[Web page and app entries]
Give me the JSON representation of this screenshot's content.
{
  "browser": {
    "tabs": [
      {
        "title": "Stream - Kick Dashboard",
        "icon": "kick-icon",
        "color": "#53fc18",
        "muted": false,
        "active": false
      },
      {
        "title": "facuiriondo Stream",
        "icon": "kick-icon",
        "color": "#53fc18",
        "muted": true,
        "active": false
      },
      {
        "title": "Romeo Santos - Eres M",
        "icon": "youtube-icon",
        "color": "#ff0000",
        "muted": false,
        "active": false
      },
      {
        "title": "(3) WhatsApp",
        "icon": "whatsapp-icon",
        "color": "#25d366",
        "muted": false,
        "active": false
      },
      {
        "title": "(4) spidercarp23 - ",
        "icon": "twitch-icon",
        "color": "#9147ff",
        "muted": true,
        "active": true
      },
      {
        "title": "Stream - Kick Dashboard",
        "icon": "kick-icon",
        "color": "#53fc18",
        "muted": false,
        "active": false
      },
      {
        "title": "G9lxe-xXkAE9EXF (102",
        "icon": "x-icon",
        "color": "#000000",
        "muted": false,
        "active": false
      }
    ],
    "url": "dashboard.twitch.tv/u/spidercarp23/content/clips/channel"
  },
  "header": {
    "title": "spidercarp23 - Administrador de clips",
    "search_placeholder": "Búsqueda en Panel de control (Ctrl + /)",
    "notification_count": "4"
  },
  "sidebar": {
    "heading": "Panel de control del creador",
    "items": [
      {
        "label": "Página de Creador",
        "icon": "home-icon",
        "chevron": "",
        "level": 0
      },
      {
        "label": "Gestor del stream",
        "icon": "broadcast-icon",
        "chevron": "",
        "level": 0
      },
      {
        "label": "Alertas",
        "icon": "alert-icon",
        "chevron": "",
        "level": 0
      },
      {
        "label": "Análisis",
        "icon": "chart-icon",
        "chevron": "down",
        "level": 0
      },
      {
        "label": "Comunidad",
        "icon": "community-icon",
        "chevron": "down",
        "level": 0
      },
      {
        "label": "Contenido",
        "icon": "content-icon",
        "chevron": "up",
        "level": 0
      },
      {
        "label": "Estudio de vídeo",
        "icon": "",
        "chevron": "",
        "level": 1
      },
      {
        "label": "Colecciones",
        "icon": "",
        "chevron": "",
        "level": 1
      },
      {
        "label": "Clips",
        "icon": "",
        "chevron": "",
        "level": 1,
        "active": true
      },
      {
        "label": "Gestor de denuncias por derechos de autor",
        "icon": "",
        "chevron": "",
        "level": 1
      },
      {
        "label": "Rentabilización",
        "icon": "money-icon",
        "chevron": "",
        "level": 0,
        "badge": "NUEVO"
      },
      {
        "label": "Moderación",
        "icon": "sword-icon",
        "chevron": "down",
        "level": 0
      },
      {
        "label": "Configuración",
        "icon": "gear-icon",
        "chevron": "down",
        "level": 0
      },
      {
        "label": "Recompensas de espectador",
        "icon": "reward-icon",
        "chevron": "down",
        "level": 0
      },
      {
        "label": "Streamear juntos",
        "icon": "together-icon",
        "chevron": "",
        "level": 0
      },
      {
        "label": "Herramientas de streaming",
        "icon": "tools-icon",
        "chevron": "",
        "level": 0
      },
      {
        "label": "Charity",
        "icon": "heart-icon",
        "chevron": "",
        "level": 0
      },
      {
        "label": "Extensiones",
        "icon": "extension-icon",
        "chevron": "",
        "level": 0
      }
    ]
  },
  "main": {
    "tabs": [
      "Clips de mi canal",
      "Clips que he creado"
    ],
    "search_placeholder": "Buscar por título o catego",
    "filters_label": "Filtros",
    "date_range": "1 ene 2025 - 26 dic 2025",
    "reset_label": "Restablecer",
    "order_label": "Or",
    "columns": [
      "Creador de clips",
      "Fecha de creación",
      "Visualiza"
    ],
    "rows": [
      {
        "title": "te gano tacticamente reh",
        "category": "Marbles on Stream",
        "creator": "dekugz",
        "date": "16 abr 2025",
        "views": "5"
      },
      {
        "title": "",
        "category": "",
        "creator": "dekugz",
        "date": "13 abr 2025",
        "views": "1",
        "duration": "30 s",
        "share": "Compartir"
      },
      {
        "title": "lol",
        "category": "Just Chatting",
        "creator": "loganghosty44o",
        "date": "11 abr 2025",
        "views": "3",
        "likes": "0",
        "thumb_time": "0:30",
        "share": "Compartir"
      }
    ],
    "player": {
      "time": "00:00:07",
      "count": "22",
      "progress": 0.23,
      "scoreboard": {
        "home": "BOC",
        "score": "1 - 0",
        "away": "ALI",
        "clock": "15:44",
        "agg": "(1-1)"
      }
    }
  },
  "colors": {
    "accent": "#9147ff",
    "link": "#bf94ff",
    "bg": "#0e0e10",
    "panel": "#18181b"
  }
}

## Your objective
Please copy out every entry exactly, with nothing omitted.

## Exercise output
Give me the JSON representation of this screenshot's content.
{
  "browser": {
    "tabs": [
      {
        "title": "Stream - Kick Dashboard",
        "icon": "kick-icon",
        "color": "#53fc18",
        "muted": false,
        "active": false
      },
      {
        "title": "facuiriondo Stream",
        "icon": "kick-icon",
        "color": "#53fc18",
        "muted": true,
        "active": false
      },
      {
        "title": "Romeo Santos - Eres M",
        "icon": "youtube-icon",
        "color": "#ff0000",
        "muted": false,
        "active": false
      },
      {
        "title": "(3) WhatsApp",
        "icon": "whatsapp-icon",
        "color": "#25d366",
        "muted": false,
        "active": false
      },
      {
        "title": "(4) spidercarp23 - ",
        "icon": "twitch-icon",
        "color": "#9147ff",
        "muted": true,
        "active": true
      },
      {
        "title": "Stream - Kick Dashboard",
        "icon": "kick-icon",
        "color": "#53fc18",
        "muted": false,
        "active": false
      },
      {
        "title": "G9lxe-xXkAE9EXF (102",
        "icon": "x-icon",
        "color": "#000000",
        "muted": false,
        "active": false
      }
    ],
    "url": "dashboard.twitch.tv/u/spidercarp23/content/clips/channel"
  },
  "header": {
    "title": "spidercarp23 - Administrador de clips",
    "search_placeholder": "Búsqueda en Panel de control (Ctrl + /)",
    "notification_count": "4"
  },
  "sidebar": {
    "heading": "Panel de control del creador",
    "items": [
      {
        "label": "Página de Creador",
        "icon": "home-icon",
        "chevron": "",
        "level": 0
      },
      {
        "label": "Gestor del stream",
        "icon": "broadcast-icon",
        "chevron": "",
        "level": 0
      },
      {
        "label": "Alertas",
        "icon": "alert-icon",
        "chevron": "",
        "level": 0
      },
      {
        "label": "Análisis",
        "icon": "chart-icon",
        "chevron": "down",
        "level": 0
      },
      {
        "label": "Comunidad",
        "icon": "community-icon",
        "chevron": "down",
        "level": 0
      },
      {
        "label": "Contenido",
        "icon": "content-icon",
        "chevron": "up",
        "level": 0
      },
      {
        "label": "Estudio de vídeo",
        "icon": "",
        "chevron": "",
        "level": 1
      },
      {
        "label": "Colecciones",
        "icon": "",
        "chevron": "",
        "level": 1
      },
      {
        "label": "Clips",
        "icon": "",
        "chevron": "",
        "level": 1,
        "active": true
      },
      {
        "label": "Gestor de denuncias por derechos de autor",
        "icon": "",
        "chevron": "",
        "level": 1
      },
      {
        "label": "Rentabilización",
        "icon": "money-icon",
        "chevron": "",
        "level": 0,
        "badge": "NUEVO"
      },
      {
        "label": "Moderación",
        "icon": "sword-icon",
        "chevron": "down",
        "level": 0
      },
      {
        "label": "Configuración",
        "icon": "gear-icon",
        "chevron": "down",
        "level": 0
      },
      {
        "label": "Recompensas de espectador",
        "icon": "reward-icon",
        "chevron": "down",
        "level": 0
      },
      {
        "label": "Streamear juntos",
        "icon": "together-icon",
        "chevron": "",
        "level": 0
      },
      {
        "label": "Herramientas de streaming",
        "icon": "tools-icon",
        "chevron": "",
        "level": 0
      },
      {
        "label": "Charity",
        "icon": "heart-icon",
        "chevron": "",
        "level": 0
      },
      {
        "label": "Extensiones",
        "icon": "extension-icon",
        "chevron": "",
        "level": 0
      }
    ]
  },
  "main": {
    "tabs": [
      "Clips de mi canal",
      "Clips que he creado"
    ],
    "search_placeholder": "Buscar por título o catego",
    "filters_label": "Filtros",
    "date_range": "1 ene 2025 - 26 dic 2025",
    "reset_label": "Restablecer",
    "order_label": "Or",
    "columns": [
      "Creador de clips",
      "Fecha de creación",
      "Visualiza"
    ],
    "rows": [
      {
        "title": "te gano tacticamente reh",
        "category": "Marbles on Stream",
        "creator": "dekugz",
        "date": "16 abr 2025",
        "views": "5"
      },
      {
        "title": "",
        "category": "",
        "creator": "dekugz",
        "date": "13 abr 2025",
        "views": "1",
        "duration": "30 s",
        "share": "Compartir"
      },
      {
        "title": "lol",
        "category": "Just Chatting",
        "creator": "loganghosty44o",
        "date": "11 abr 2025",
        "views": "3",
        "likes": "0",
        "thumb_time": "0:30",
        "share": "Compartir"
      }
    ],
    "player": {
      "time": "00:00:07",
      "count": "22",
      "progress": 0.23,
      "scoreboard": {
        "home": "BOC",
        "score": "1 - 0",
        "away": "ALI",
        "clock": "15:44",
        "agg": "(1-1)"
      }
    }
  },
  "colors": {
    "accent": "#9147ff",
    "link": "#bf94ff",
    "bg": "#0e0e10",
    "panel": "#18181b"
  }
}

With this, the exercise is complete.